Pasadena firefighters had a busy weekend, first battling the massive La Tuna fire and then returning home to battle a two-alarm blaze in Pasadena.

“Four engines were deployed during the initial phase of the [La Tuna Canyon] incident,” said Pasadena Fire Public Information Officer Lisa Derderian. “A few of those same crews responded to the two-alarm fire. We were able to cover the city and assist a nearby jurisdiction. It was definitely a busy weekend.”

Early Saturday morning, a two-alarm fire caused $1.4 million in damage to a 131-year-old Victorian-style home in Northwest Pasadena, on West Mountain Street near North Fair Oaks Avenue.

Derderian said the cause of that fire is currently under investigation.

“We had several investigators on scene. The fire caused a lot of damage,” Derderian said. 

The historic home was built in 1886 by Amos Wright.

The Wright family moved back to Pasadena from Orange County in 1912. In 1970, then-Gov. Ronald Reagan appointed Donald R. Wright as 24th Chief Justice of California. The Pasadena Public Library Central Branch’s auditorium is named in honor of Wright.

There were no injuries reported in that fire.

The local house fire came just hours after the La Tuna fire broke out on Friday in the Verdugo Mountains north of Burbank, along the Foothill (210) Freeway, near Glendale.
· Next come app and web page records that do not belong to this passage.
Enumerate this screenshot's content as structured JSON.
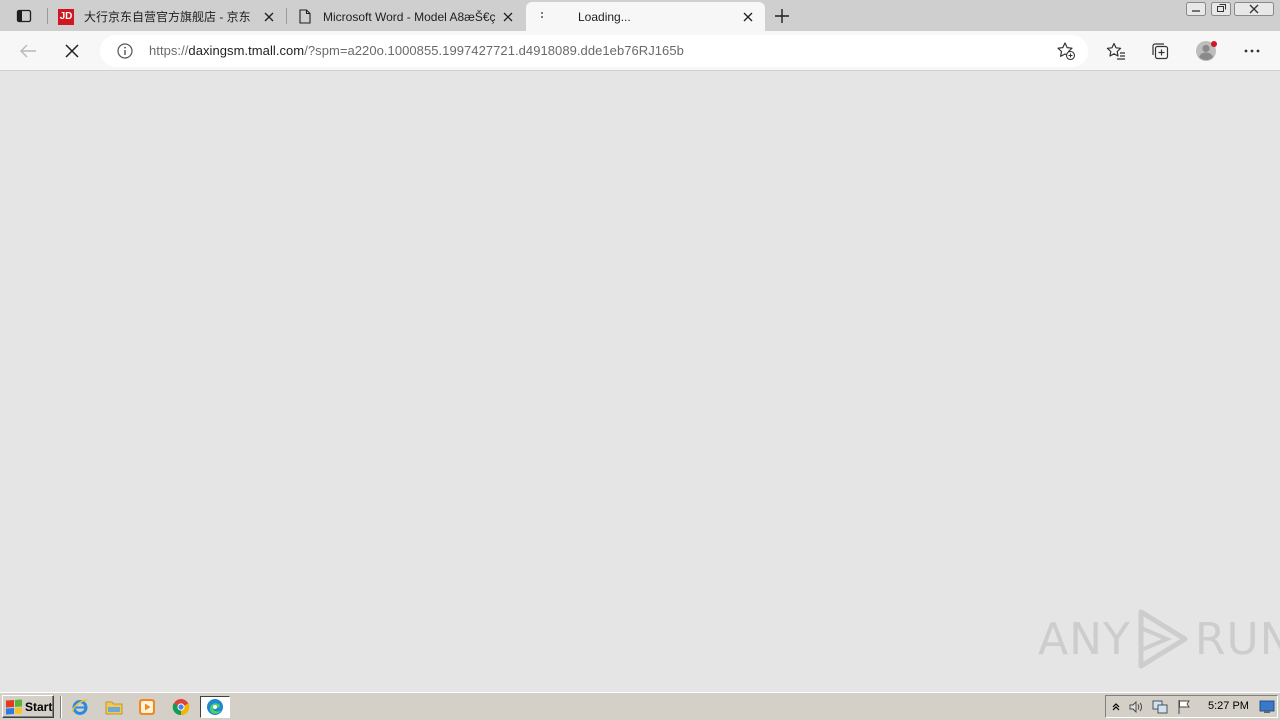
{
  "browser": {
    "tabs": [
      {
        "title": "大行京东自营官方旗舰店 - 京东",
        "favicon": "jd-logo",
        "favicon_text": "JD"
      },
      {
        "title": "Microsoft Word - Model A8æŠ€ç",
        "favicon": "document-icon"
      },
      {
        "title": "Loading...",
        "favicon": "loading-icon",
        "active": true
      }
    ],
    "address": {
      "url_scheme": "https://",
      "url_host": "daxingsm.tmall.com",
      "url_path": "/?spm=a220o.1000855.1997427721.d4918089.dde1eb76RJ165b"
    }
  },
  "content": {
    "background": "#e5e5e5",
    "watermark": {
      "left": "ANY",
      "right": "RUN"
    }
  },
  "taskbar": {
    "start_label": "Start",
    "clock": "5:27 PM",
    "pinned": [
      "ie-icon",
      "explorer-icon",
      "media-player-icon",
      "chrome-icon",
      "edge-icon"
    ]
  },
  "colors": {
    "tabstrip": "#cfcfcf",
    "toolbar": "#f7f7f7",
    "taskbar": "#d4d0c8",
    "jd_red": "#d0161f"
  }
}
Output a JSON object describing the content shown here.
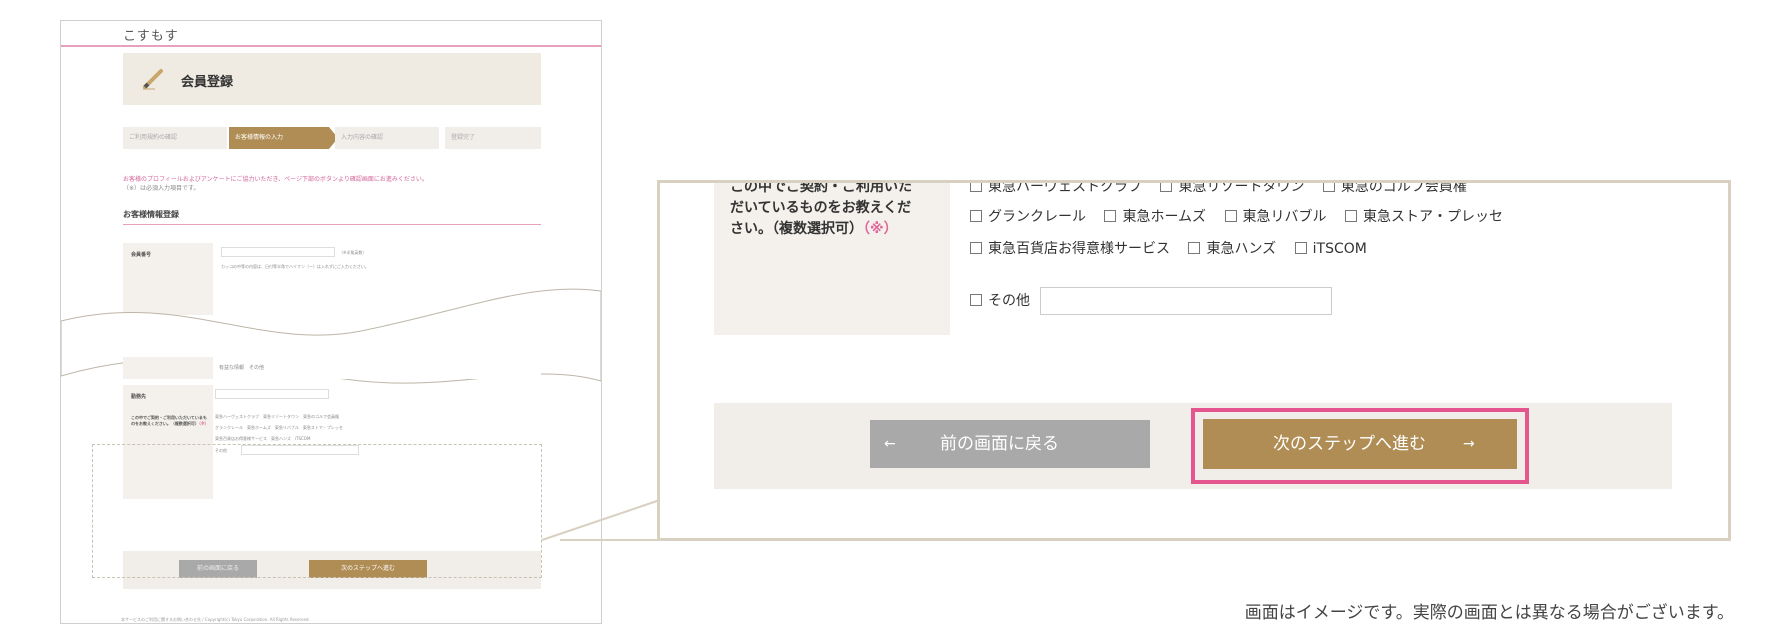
{
  "thumbnail": {
    "logo": "こすもす",
    "header_title": "会員登録",
    "steps": [
      {
        "label": "ご利用規約の確認",
        "active": false
      },
      {
        "label": "お客様情報の入力",
        "active": true
      },
      {
        "label": "入力内容の確認",
        "active": false
      },
      {
        "label": "登録完了",
        "active": false
      }
    ],
    "note_line1": "お客様のプロフィールおよびアンケートにご協力いただき、ページ下部のボタンより確認画面にお進みください。",
    "note_line2": "（※）は必須入力項目です。",
    "section_title": "お客様情報登録",
    "field1_label": "会員番号",
    "field1_help": "カッコの中等の内容は、日付等半角でハイフン（ー）は入れずにご入力ください。",
    "field1_suffix": "（※半角英数）",
    "radio_options": [
      "有益な情報",
      "その他"
    ],
    "field2_label": "勤務先",
    "question_label": "この中でご契約・ご利用いただいているものをお教えください。（複数選択可）",
    "question_mark": "（※）",
    "options": [
      "東急ハーヴェストクラブ",
      "東急リゾートタウン",
      "東急のゴルフ会員権",
      "グランクレール",
      "東急ホームズ",
      "東急リバブル",
      "東急ストア・プレッセ",
      "東急百貨店お得意様サービス",
      "東急ハンズ",
      "iTSCOM",
      "その他"
    ],
    "back_button": "前の画面に戻る",
    "next_button": "次のステップへ進む",
    "footer": "本サービスのご利用に関するお問い合わせ先 / Copyright(c) Tokyu Corporation. All Rights Reserved."
  },
  "zoom": {
    "question_line1": "この中でご契約・ご利用いた",
    "question_line2": "だいているものをお教えくだ",
    "question_line3": "さい。（複数選択可）",
    "question_mark": "（※）",
    "row1": [
      "東急ハーヴェストクラブ",
      "東急リゾートタウン",
      "東急のゴルフ会員権"
    ],
    "row2": [
      "グランクレール",
      "東急ホームズ",
      "東急リバブル",
      "東急ストア・プレッセ"
    ],
    "row3": [
      "東急百貨店お得意様サービス",
      "東急ハンズ",
      "iTSCOM"
    ],
    "other_label": "その他",
    "back_button": "前の画面に戻る",
    "back_arrow": "←",
    "next_button": "次のステップへ進む",
    "next_arrow": "→"
  },
  "caption": "画面はイメージです。実際の画面とは異なる場合がございます。",
  "colors": {
    "brand": "#b08d55",
    "highlight": "#e5568f",
    "required": "#e0669b",
    "accent_line": "#e7a1bd"
  }
}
The blaze burned 7,000 acres, destroyed three homes and severely impacted the air quality during one of the hottest weekends of the year. No injuries were reported.

The fire has been described as the biggest in acreage in the history of the city of Los Angeles.

Ash covered cars as far away as Pasadena, and officials were forced to close down parts of the 210 Freeway and evacuate 700 people. Gov. Jerry Brown declared a state of emergency in Los Angeles County.

The fire was aided by sweltering temperatures that reached 106 degrees in the region on Friday, but by Sunday and Monday firefighters were aided by rains. Temperatures are supposed to range from the low to high 90s this week.

As of Monday morning all parts of the freeway had been reopened and the evacuation orders were lifted.

Firefighters had contained about 30 percent of the blaze.

“There are still embers that are smoldering and these strong winds could move those embers and help them to reignite. So we’ve turned a corner today, but this is still not over,” Los Angeles Mayor Eric Garcetti said at a briefing that included the mayors of Burbank and Glendale.

The high temperatures caused problems for firefighters across Southern California.

In Orange County, a fire on Route 73 closed the southbound highway for several hours on Saturday. Meanwhile, a fast-moving brush fire burned 3,200 acres in Riverside County.

In San Diego, three small brush fires were extinguished on Saturday.